── Data records

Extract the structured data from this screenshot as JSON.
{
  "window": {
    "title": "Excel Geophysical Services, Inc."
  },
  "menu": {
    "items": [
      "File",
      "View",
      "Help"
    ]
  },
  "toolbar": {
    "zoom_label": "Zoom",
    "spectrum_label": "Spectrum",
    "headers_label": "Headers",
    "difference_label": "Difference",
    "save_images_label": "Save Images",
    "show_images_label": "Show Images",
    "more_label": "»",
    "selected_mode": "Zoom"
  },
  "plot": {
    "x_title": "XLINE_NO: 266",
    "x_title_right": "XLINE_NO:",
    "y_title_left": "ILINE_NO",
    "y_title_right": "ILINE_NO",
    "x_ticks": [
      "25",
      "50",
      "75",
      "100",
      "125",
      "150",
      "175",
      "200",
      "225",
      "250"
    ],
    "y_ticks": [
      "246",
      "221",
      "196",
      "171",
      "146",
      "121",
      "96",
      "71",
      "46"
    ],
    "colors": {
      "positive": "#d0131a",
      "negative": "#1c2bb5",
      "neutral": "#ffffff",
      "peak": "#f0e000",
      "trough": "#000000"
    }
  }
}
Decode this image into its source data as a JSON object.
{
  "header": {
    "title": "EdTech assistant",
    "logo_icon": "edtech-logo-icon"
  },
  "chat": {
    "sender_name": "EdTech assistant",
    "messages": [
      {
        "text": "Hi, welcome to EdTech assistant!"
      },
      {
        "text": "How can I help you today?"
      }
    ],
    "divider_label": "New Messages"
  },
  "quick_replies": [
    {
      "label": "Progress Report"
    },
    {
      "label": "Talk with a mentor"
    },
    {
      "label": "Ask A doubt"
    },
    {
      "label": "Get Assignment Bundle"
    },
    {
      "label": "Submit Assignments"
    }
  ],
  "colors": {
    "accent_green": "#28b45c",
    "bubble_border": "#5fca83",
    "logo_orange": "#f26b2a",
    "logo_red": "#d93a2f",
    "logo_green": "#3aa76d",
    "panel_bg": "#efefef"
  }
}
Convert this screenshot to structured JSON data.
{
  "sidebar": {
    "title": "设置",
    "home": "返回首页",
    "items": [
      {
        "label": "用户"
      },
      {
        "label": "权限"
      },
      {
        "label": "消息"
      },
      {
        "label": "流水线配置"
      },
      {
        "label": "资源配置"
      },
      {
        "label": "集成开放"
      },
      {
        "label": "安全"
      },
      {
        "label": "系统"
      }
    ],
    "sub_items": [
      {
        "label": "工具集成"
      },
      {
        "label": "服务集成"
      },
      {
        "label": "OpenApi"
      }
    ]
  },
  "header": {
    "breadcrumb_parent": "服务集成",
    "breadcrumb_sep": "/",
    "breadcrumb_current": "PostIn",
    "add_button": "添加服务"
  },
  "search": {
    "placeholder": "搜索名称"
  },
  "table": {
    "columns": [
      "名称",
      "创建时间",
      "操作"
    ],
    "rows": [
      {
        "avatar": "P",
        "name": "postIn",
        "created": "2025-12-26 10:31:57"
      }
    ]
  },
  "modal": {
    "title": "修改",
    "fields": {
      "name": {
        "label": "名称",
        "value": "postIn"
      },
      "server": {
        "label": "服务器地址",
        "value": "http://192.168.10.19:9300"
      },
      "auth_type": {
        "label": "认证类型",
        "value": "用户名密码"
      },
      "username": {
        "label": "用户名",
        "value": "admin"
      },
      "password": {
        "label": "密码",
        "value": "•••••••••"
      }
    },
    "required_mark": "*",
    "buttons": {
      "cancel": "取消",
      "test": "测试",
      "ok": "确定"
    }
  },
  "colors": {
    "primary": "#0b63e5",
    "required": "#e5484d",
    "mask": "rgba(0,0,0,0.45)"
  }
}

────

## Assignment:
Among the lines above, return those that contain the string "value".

## Solved problem:
        "value": "postIn"
        "value": "http://192.168.10.19:9300"
        "value": "用户名密码"
        "value": "admin"
        "value": "•••••••••"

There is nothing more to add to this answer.